Methods of Use

Blue lotus (Nymphaea Caerulea) can be ingested through a variety of methods. It is believed to be the plant that Lotophagi ate in “The Odyssey“. Since then, people have been eating the plant. More commonly, in the modern world, it is brewed into a tea (or mixed into various cocktails, wines, and liquors) by boiling the entire plant for 20-30 minutes before ingesting.

It can be smoked as well, but should be a blend of petals and bulbs, not solely one or the other as the majority of the ingredient lies in the bulb, and some in the petals. Furthermore, it can be used in a herbal blend to create calming feelings of peace.

Medicinal Benefits

The medicinal benefits of Blue Lotus stem largely from the sedative properties of the plant. It can use as a sleep aid, as a natural anti-anxiety remedy, and as a stress reliever. Blue Lotus contains nuciferan (a natural anti-spasmodic) along with aporphine, which will give you feelings of calming euphoria.

There are also reports of its use as a treatment for gastrointestinal problems. Diarrhea and dyspepsia, among other things, have reportedly been helped by ingesting Blue Lotus, although research is scarce in this particular area.


The effects of Blue Lotus seem to differ between different people, but it’s principal effects is what made this plant popular among the Egyptians. A calm sense of euphoria overtakes many users of the plant. It is often compared to MDMA, albeit less intense and more calming than stimulating. Depression can be alleviated in this way and, while not permanently, can give the user an opportunity to look at what causes their depression and really take something away from the experience.

In many people there is actually a mild, stimulant-like effect that is felt after taking Blue Lotus. The sedation is present, but the tingling, body energy sensation of stimulants fills them as well. This calm is a psychoactive property appreciated by it’s users. is found to be great for socializing and spending time with friends and family.

In addition, many people may help their erectile dysfunction after ingesting Blue lotus. Rather than turn to pharmaceutical drugs many people are turning to this plant as an aphrodisiac. This is especially true if the sexual dysfunction stems from depression.

Side Effects

The side effects of Blue Lotus are mild and are not harmful to most people.
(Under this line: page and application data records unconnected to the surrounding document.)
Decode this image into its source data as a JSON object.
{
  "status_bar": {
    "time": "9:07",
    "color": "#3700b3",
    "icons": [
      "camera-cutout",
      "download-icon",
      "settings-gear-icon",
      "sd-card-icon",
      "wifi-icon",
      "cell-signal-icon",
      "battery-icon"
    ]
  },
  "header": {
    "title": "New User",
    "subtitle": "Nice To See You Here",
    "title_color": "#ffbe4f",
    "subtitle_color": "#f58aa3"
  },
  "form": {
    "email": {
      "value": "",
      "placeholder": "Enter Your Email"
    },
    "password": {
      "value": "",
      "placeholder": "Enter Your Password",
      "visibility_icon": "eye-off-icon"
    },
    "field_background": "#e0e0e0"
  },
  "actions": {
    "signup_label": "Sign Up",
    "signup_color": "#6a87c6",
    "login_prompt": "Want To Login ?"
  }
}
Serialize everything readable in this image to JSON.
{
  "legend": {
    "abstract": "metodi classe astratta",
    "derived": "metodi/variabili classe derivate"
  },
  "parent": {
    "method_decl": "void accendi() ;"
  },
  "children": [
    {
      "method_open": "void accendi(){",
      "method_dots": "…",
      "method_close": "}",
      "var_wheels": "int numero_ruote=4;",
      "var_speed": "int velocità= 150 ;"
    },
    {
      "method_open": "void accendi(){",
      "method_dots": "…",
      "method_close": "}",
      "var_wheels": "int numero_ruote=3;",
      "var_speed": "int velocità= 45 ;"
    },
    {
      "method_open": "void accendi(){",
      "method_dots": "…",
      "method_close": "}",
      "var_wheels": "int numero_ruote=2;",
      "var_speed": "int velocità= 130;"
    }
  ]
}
Hot flashes and mild jittery feeling can be present in large doses, but aren’t common.

The chief problem with Blue Lotus is found when combining it with other drugs. On its own it is an enjoyable plant, but when combined with illegal drugs like cannabis, or prescription painkillers, intense nausea and feelings of disorientation can be prevalent.


Blue Lotus is not a controlled substance in the United States, although not approved for human consumption. The cultivation, sale, and purchase of Nymphaea Caerulea is legal, but it cannot be sold for consumption. Incense and weaker teas are commonly found in stores, however, and must fall within certain regulations. Louisiana is the only state in the country which has passed new laws specifically dealing with Nympaea Caerulea, but it only serves to strengthen the ban on human consumption, not necessarily the distribution.

Russia is an exception to the international legality of Blue lotus. In the wake of scandals involving synthetic marijuana they have banned the substance completely.